In a recent interview in the New York Times Science Section, cognitive neuroscientist Ellen Bialystock was interviewed about recent studies that have found that being bilingual delays the onset of Alzheimer’s symptoms by an average of five to six years.
Unfortunately, the occasional use of a second language does not qualify for bilingualism. The second language must be used regularly in your every day life.
The study of 211 diagnosed Alzheimer’s sufferers found that the onset of symptoms in bilingual patients occurred more than 5 years after those monolingual patients, and were diagnosed 5 years later. Interestingly, the monolingual patients were more educated.
Too Late to Learn a Second Language?

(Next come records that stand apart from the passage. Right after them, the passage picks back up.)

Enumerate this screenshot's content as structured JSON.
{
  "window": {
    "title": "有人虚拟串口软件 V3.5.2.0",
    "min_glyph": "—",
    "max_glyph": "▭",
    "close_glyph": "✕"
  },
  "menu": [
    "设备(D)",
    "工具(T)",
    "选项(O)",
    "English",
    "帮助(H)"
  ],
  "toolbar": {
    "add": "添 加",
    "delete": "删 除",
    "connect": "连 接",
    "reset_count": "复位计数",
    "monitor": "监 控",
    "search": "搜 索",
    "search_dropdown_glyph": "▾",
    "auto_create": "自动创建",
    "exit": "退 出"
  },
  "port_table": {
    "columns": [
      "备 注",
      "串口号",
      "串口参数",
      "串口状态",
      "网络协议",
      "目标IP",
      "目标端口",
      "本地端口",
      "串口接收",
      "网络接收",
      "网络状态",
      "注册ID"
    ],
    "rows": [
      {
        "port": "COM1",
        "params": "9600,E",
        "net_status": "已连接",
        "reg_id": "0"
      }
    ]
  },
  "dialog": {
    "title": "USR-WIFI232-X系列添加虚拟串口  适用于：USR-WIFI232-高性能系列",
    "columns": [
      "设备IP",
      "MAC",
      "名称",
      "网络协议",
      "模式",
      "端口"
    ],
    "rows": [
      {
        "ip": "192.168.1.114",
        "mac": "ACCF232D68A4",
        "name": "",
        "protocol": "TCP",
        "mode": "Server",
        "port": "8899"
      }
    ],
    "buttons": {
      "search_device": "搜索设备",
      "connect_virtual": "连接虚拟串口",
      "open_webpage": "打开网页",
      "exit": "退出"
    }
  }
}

It is probably too late for most of us reading this to learn to speak a second language fluently enough to reap the benefits of this study. However, it has been well documented that those adults who remain socially, mentally and physically active are better protected against the onset of dementia.

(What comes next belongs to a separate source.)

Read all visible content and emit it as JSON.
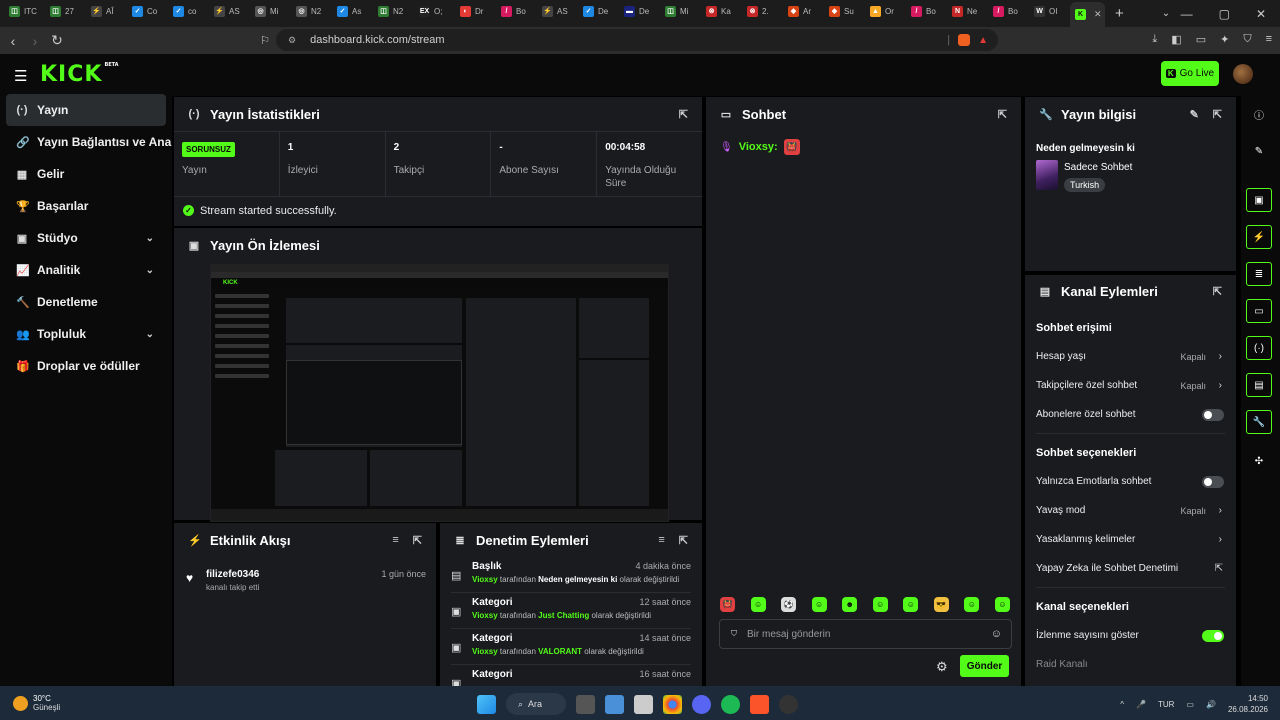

So, you might say that a bit of je ne sais quoi can delay non compos mentis.